Given data ▸
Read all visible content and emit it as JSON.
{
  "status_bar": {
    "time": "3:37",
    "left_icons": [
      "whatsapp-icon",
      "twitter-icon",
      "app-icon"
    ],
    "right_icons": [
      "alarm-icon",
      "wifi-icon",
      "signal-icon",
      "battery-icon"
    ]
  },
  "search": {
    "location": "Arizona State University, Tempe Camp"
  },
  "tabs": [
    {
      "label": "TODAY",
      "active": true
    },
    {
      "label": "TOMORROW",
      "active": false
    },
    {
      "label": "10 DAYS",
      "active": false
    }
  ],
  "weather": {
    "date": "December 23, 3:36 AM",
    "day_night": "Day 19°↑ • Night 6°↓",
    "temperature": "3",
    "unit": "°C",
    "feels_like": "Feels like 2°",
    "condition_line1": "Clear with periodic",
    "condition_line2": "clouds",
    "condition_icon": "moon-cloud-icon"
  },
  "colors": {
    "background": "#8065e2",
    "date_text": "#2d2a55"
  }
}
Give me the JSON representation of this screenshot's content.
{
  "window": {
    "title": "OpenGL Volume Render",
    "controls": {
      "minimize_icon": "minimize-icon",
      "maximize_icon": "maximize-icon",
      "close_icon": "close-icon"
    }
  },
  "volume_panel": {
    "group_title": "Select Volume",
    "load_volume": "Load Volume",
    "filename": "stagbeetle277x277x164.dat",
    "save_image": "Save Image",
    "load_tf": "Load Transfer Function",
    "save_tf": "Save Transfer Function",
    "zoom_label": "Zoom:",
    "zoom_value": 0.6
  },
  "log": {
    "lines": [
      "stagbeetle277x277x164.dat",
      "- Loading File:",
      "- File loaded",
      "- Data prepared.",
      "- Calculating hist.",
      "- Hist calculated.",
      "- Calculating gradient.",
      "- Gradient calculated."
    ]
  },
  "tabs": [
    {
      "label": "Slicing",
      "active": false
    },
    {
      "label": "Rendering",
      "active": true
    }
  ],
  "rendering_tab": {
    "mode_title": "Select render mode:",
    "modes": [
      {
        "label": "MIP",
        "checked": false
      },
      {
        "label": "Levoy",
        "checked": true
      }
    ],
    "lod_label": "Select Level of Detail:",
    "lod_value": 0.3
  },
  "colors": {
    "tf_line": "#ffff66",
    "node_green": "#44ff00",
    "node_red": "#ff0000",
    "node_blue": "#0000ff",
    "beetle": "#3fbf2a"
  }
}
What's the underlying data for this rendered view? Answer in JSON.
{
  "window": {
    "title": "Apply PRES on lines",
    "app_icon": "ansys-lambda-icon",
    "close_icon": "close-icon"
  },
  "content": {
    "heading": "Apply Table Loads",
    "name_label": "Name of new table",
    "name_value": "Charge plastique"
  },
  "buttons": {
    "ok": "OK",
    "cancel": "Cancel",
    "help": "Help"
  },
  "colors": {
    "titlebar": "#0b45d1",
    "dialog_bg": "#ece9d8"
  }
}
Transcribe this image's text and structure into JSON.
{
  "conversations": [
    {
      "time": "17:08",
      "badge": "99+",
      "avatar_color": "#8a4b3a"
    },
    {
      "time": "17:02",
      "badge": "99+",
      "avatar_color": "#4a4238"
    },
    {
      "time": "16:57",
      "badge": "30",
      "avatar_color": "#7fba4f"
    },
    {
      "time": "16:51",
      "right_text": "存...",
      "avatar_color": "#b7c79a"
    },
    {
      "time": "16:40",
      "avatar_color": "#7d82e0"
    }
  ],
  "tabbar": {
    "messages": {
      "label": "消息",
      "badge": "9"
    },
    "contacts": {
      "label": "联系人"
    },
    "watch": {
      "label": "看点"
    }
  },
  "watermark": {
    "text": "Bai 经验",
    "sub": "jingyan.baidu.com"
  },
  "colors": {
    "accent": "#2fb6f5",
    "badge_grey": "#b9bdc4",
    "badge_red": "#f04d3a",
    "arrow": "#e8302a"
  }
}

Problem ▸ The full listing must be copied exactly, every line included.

Finished exercise ▸
Read all visible content and emit it as JSON.
{
  "status_bar": {
    "time": "3:37",
    "left_icons": [
      "whatsapp-icon",
      "twitter-icon",
      "app-icon"
    ],
    "right_icons": [
      "alarm-icon",
      "wifi-icon",
      "signal-icon",
      "battery-icon"
    ]
  },
  "search": {
    "location": "Arizona State University, Tempe Camp"
  },
  "tabs": [
    {
      "label": "TODAY",
      "active": true
    },
    {
      "label": "TOMORROW",
      "active": false
    },
    {
      "label": "10 DAYS",
      "active": false
    }
  ],
  "weather": {
    "date": "December 23, 3:36 AM",
    "day_night": "Day 19°↑ • Night 6°↓",
    "temperature": "3",
    "unit": "°C",
    "feels_like": "Feels like 2°",
    "condition_line1": "Clear with periodic",
    "condition_line2": "clouds",
    "condition_icon": "moon-cloud-icon"
  },
  "colors": {
    "background": "#8065e2",
    "date_text": "#2d2a55"
  }
}
Give me the JSON representation of this screenshot's content.
{
  "window": {
    "title": "OpenGL Volume Render",
    "controls": {
      "minimize_icon": "minimize-icon",
      "maximize_icon": "maximize-icon",
      "close_icon": "close-icon"
    }
  },
  "volume_panel": {
    "group_title": "Select Volume",
    "load_volume": "Load Volume",
    "filename": "stagbeetle277x277x164.dat",
    "save_image": "Save Image",
    "load_tf": "Load Transfer Function",
    "save_tf": "Save Transfer Function",
    "zoom_label": "Zoom:",
    "zoom_value": 0.6
  },
  "log": {
    "lines": [
      "stagbeetle277x277x164.dat",
      "- Loading File:",
      "- File loaded",
      "- Data prepared.",
      "- Calculating hist.",
      "- Hist calculated.",
      "- Calculating gradient.",
      "- Gradient calculated."
    ]
  },
  "tabs": [
    {
      "label": "Slicing",
      "active": false
    },
    {
      "label": "Rendering",
      "active": true
    }
  ],
  "rendering_tab": {
    "mode_title": "Select render mode:",
    "modes": [
      {
        "label": "MIP",
        "checked": false
      },
      {
        "label": "Levoy",
        "checked": true
      }
    ],
    "lod_label": "Select Level of Detail:",
    "lod_value": 0.3
  },
  "colors": {
    "tf_line": "#ffff66",
    "node_green": "#44ff00",
    "node_red": "#ff0000",
    "node_blue": "#0000ff",
    "beetle": "#3fbf2a"
  }
}
What's the underlying data for this rendered view? Answer in JSON.
{
  "window": {
    "title": "Apply PRES on lines",
    "app_icon": "ansys-lambda-icon",
    "close_icon": "close-icon"
  },
  "content": {
    "heading": "Apply Table Loads",
    "name_label": "Name of new table",
    "name_value": "Charge plastique"
  },
  "buttons": {
    "ok": "OK",
    "cancel": "Cancel",
    "help": "Help"
  },
  "colors": {
    "titlebar": "#0b45d1",
    "dialog_bg": "#ece9d8"
  }
}
Transcribe this image's text and structure into JSON.
{
  "conversations": [
    {
      "time": "17:08",
      "badge": "99+",
      "avatar_color": "#8a4b3a"
    },
    {
      "time": "17:02",
      "badge": "99+",
      "avatar_color": "#4a4238"
    },
    {
      "time": "16:57",
      "badge": "30",
      "avatar_color": "#7fba4f"
    },
    {
      "time": "16:51",
      "right_text": "存...",
      "avatar_color": "#b7c79a"
    },
    {
      "time": "16:40",
      "avatar_color": "#7d82e0"
    }
  ],
  "tabbar": {
    "messages": {
      "label": "消息",
      "badge": "9"
    },
    "contacts": {
      "label": "联系人"
    },
    "watch": {
      "label": "看点"
    }
  },
  "watermark": {
    "text": "Bai 经验",
    "sub": "jingyan.baidu.com"
  },
  "colors": {
    "accent": "#2fb6f5",
    "badge_grey": "#b9bdc4",
    "badge_red": "#f04d3a",
    "arrow": "#e8302a"
  }
}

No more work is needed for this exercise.